Start with the Vikings’ preparedness. They’ve spent most of the season overcoming daunting obstacles, whether injuries to Sam Bradford and Dalvin Cook or a midseason schedule that threatened to exploit their perceived flaws.

After driving through an avalanche in November, the Vikings are following an industrial-sized snowplow through December.

Last week, they enjoyed a Bengal Bye. This week, they will face a one-man franchise without its one leading man. Next week, they will receive a Bear Bye.

The question is whether playing lesser competition will benefit them when it matters most.

Assuming the Vikings earn the first or second seed in the NFC, they will play in their first playoff Jan. 13 or 14. They will not have beaten a good team since Dec. 3. They will have lost their last matchup with a good team, Dec. 10 at Carolina.

Maybe the Vikings would benefit from the physical rest provided by the first-round bye. Maybe they will suffer from a lack of competition.

What is certain is that the Vikings may be on their way to a 13-victory season yet will not be able to say they beat Rodgers, and beating the Packers sans Rodgers is like beating the Cavaliers without LeBron James. You can’t really brag. You may not even be able to feign interest.

In terms of sheer entertainment, fans are being robbed of watching one of the greatest players in NFL history. This is like paying for a movie and finding out that David Spade is playing Batman.

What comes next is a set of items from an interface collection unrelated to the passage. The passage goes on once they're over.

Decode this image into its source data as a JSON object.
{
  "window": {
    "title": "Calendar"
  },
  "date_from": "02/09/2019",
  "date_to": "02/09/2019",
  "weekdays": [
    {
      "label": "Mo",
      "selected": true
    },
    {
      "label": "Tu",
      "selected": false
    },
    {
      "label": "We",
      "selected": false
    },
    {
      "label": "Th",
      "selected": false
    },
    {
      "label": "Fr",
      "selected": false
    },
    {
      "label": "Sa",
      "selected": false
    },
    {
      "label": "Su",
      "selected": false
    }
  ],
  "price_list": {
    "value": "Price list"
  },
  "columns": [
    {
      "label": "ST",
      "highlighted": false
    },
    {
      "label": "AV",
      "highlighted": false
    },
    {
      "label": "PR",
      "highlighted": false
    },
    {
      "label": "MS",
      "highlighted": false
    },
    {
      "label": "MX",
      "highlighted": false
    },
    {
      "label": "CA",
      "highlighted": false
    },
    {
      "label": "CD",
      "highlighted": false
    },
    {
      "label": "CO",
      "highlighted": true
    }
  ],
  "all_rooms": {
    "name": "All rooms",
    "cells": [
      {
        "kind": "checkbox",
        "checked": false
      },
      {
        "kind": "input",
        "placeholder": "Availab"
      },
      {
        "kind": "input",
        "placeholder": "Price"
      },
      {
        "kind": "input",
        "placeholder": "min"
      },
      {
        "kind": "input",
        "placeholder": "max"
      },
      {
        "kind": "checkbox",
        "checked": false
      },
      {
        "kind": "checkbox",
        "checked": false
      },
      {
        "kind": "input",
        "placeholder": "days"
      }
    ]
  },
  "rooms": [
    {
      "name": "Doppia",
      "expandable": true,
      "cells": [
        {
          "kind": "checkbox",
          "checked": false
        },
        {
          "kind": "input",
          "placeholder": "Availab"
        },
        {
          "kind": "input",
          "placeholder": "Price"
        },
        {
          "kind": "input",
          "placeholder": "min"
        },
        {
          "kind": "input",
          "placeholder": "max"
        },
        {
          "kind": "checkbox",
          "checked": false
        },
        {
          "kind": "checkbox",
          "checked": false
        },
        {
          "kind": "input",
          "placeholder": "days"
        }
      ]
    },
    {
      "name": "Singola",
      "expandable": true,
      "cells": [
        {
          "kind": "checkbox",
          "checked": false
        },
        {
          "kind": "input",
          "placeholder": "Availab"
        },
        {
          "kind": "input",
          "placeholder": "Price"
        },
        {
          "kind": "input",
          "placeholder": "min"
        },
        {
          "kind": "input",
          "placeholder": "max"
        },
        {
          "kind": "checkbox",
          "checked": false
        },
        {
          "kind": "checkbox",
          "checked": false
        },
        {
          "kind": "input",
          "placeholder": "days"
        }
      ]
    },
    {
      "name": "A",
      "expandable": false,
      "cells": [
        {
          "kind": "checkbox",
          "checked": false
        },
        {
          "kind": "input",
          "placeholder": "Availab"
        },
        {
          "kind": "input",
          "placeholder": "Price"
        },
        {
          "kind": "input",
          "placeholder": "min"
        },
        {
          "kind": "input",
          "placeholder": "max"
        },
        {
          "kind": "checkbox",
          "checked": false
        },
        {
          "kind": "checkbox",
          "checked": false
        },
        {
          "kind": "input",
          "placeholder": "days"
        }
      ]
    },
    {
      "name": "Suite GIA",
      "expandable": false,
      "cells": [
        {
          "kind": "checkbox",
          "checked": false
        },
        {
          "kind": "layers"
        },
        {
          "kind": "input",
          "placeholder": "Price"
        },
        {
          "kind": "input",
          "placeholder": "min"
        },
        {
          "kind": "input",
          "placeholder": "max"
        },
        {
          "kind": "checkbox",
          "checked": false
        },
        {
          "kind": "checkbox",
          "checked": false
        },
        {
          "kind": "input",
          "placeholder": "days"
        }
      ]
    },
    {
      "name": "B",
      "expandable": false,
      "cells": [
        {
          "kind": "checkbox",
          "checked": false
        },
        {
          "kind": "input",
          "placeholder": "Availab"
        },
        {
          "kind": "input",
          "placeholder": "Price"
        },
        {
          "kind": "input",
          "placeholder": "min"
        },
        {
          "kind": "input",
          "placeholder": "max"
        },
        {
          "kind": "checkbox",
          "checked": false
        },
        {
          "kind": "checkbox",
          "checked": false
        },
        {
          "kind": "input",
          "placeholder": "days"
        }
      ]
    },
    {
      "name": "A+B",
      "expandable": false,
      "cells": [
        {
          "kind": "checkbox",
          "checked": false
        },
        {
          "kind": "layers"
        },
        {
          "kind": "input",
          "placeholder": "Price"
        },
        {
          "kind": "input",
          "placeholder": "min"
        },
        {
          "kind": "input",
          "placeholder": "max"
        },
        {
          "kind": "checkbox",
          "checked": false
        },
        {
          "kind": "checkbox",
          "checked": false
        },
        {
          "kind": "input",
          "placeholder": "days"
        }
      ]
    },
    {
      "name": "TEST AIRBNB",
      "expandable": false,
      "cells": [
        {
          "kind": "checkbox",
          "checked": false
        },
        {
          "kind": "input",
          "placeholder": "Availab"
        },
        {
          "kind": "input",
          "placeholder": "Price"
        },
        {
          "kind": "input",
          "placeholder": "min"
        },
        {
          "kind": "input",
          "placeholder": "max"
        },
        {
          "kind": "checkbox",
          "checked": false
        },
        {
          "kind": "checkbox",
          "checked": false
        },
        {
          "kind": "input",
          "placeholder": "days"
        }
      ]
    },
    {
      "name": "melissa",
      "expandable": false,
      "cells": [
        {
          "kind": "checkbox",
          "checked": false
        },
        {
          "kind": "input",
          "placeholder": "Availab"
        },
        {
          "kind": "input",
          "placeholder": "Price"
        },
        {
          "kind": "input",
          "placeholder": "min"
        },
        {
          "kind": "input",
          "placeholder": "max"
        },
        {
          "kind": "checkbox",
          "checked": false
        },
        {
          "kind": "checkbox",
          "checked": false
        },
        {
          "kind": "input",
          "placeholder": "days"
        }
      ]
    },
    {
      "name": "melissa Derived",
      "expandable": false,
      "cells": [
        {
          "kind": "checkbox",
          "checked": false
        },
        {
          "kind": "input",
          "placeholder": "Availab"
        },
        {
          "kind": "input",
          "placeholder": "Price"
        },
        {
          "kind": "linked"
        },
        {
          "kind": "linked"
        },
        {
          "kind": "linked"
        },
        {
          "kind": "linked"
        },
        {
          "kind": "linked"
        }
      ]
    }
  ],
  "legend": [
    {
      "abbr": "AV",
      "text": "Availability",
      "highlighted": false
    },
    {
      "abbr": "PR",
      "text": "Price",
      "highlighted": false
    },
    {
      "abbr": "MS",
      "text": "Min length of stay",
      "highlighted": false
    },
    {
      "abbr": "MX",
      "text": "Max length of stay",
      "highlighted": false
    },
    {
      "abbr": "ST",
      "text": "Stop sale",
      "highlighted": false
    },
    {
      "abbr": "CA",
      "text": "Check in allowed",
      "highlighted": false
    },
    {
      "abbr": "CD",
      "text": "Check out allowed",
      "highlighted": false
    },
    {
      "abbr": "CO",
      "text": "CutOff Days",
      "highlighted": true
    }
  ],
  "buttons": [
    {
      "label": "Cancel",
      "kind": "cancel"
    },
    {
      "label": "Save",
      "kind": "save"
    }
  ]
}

The Vikings-Packers rivalry is one of the best in sports, unless you’re a television executive who believes that only the Eastern Seaboard and the Dallas Cowboys count.

And it’s not one of the best in sports because of Matt Flynn or Seneca Wallace.

Games between these franchises are special because of similarities and differences. The fan bases pretend to be diametrically opposed even while living next to each other, and in some cases with each other. The teams’ relative successes have been achieved with two different models.

The Packers have thrived because of two quarterbacks anyone else could have acquired, in Brett Favre and Rodgers. When the Vikings have thrived, they have done so with temporary solutions at the same position, the most successful among them being Favre, for one season, in which he took delight in beating his old team twice.

Rodgers’ absence makes the Vikings’ success this season a tad less impressive. It’s not that the Vikings wouldn’t have beaten Rodgers twice; it’s that we’ll never know, and we were robbed of two potentially epic games.

With Rodgers, Saturday night’s game would have felt like pro wrestling as directed by Martin Scorsese. Without him, this is Aug. 27: Try to win, keep your starters sharp, get them off the field as soon as possible.

Rodgers is 34. We have no idea how many more seasons he’ll play, or how healthy he’ll remain. He has proved himself to be even more efficient and multitalented than Favre, but there is no guarantee he’ll approach Favre’s longevity.

Whatever your view of Anthony Barr’s season-altering hit on Rodgers — mine is that it was both within the rules and ill-intentioned — that hit made a great rivalry irrelevant for a season, and erased two chances to watch a master at play.

That play made Saturday night’s task easier for the Vikings, but in sports ease is not always the goal.


Jim Souhan’s podcast can be heard at On Twitter: @SouhanStrib E-mail: